About “Fix Crowdfunding Act”
Official Title as Introduced: To amend provisions in the securities laws relating to regulation crowdfunding to raise the dollar amount limit and to clarify certain requirements and exclusions for funding portals established by such Act.
This bill amends the Securities Act of 1933 (Act) to increase from $1 million to $5 million the aggregate amount of securities sold to all investors by an issuer that qualify for the crowdfunding exemption from certain prohibitions relating to interstate commerce and the mails.
(Crowdfunding is a method of capital formation where groups of people pool money, typically composed of small individual contributions, and often via Internet platforms, either to invest in a company or to support an effort by others to accomplish a specific goal.)
The bill amends the Jumpstart Our Business Startups Act (JOBS Act) to declare that a crowdfunding portal shall have a reasonable basis for disqualifying issuers from offering securities through the portal if through a background check it has found that an issuer has made an untrue statement of a material fact, omitted to state a material fact necessary to avoid making misleading statements, or engaged in fraud or deceit.

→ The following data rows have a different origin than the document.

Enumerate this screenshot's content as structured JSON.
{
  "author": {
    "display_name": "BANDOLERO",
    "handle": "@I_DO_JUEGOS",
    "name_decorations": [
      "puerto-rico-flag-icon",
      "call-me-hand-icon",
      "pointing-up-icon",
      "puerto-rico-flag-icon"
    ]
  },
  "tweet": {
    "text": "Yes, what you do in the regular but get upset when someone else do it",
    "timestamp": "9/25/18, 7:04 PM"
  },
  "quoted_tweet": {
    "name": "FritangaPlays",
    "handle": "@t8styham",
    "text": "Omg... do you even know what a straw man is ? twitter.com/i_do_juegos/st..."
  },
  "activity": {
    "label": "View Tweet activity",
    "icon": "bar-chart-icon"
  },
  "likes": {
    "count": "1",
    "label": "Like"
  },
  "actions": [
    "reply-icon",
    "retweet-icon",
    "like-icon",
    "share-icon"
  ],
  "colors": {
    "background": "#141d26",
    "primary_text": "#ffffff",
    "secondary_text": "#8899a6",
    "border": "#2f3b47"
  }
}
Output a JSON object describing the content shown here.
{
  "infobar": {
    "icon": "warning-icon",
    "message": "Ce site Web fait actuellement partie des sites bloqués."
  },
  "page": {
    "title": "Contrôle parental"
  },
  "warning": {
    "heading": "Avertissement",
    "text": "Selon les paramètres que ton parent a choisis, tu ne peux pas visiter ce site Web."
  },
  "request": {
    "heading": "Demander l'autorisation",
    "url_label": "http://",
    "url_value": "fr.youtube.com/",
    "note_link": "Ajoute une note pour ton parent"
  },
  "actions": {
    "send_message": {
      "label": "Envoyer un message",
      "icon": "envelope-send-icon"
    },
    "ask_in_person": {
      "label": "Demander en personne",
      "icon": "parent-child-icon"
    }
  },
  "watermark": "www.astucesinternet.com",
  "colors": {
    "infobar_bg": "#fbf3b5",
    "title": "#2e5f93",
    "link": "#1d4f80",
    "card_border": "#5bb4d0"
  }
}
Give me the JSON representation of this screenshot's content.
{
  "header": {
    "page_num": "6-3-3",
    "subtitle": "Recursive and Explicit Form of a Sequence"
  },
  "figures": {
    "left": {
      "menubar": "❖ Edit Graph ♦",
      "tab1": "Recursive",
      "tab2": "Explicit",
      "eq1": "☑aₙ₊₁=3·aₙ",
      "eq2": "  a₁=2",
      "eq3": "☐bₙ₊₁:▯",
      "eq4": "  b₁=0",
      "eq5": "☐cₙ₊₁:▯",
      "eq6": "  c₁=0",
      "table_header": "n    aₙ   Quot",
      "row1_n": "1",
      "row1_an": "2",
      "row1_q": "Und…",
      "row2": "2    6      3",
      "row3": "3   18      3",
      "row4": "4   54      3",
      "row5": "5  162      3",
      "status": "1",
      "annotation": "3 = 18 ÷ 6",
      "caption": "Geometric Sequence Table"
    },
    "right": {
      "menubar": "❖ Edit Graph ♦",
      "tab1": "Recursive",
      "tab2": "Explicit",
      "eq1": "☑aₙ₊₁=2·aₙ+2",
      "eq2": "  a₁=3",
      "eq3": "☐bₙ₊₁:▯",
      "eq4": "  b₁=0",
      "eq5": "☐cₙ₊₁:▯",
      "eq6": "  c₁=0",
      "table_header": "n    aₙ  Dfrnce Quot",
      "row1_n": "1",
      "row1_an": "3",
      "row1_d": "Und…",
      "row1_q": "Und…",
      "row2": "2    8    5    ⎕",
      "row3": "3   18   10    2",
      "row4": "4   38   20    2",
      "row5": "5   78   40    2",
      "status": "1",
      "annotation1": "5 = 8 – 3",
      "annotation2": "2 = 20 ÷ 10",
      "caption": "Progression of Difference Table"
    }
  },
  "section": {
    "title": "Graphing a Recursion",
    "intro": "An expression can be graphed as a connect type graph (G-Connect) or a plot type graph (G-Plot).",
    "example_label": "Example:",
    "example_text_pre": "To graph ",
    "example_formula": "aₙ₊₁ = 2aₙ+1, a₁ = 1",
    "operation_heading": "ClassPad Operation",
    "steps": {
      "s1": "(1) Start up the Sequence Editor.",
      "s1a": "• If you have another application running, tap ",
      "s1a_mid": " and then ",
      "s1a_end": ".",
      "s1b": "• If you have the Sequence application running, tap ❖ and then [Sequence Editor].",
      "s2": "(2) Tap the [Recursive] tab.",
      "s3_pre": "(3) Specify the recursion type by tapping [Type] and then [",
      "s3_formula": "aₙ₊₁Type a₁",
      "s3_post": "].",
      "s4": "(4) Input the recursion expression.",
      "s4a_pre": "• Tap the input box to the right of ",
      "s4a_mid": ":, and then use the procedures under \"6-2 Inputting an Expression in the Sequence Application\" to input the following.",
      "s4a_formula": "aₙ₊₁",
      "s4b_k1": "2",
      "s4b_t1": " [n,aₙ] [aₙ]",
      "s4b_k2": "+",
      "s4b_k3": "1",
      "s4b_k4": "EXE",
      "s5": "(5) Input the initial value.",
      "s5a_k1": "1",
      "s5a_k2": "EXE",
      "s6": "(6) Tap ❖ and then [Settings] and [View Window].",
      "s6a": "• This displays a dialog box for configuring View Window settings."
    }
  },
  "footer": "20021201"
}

No intermediary (crowdfunding portal) shall be liable for an issuer’s material misstatements and omissions unless, in connection with the offer or sale of a security, it knowingly made or omitted such statements or engaged in fraud or deceit.
The bill amends the Securities Exchange Act of 1934 to exempt crowdfunding securities transactions from its registration requirements.
The Investment Company Act of 1940 is amended to exempt from the definition of investment company, and so exclude from coverage by that Act, any issuer that, for the purpose of making a crowdfunding offering, holds the securities of not more than one issuer eligible to offer securities (a single-purpose fund).
The bill allows single-purpose funds to sell and offer for sale securities according to crowdfunding requirements, and considers them venture capital funds.
The Act is further amended to permit an issuer, before commencing a crowdfunding offering, to solicit non-binding indications of interest from potential investors in the prospective offering if:
- no investor funds are accepted by the issuer, and
- any material change in the information furnished during the actual offering from the information furnished during the solicitation of interest is highlighted to potential investors in the information filed with the Securities and Exchange Commission.
No enforcement action may be brought before May 16, 2021, against crowdfunding portals established under the JOBS Act.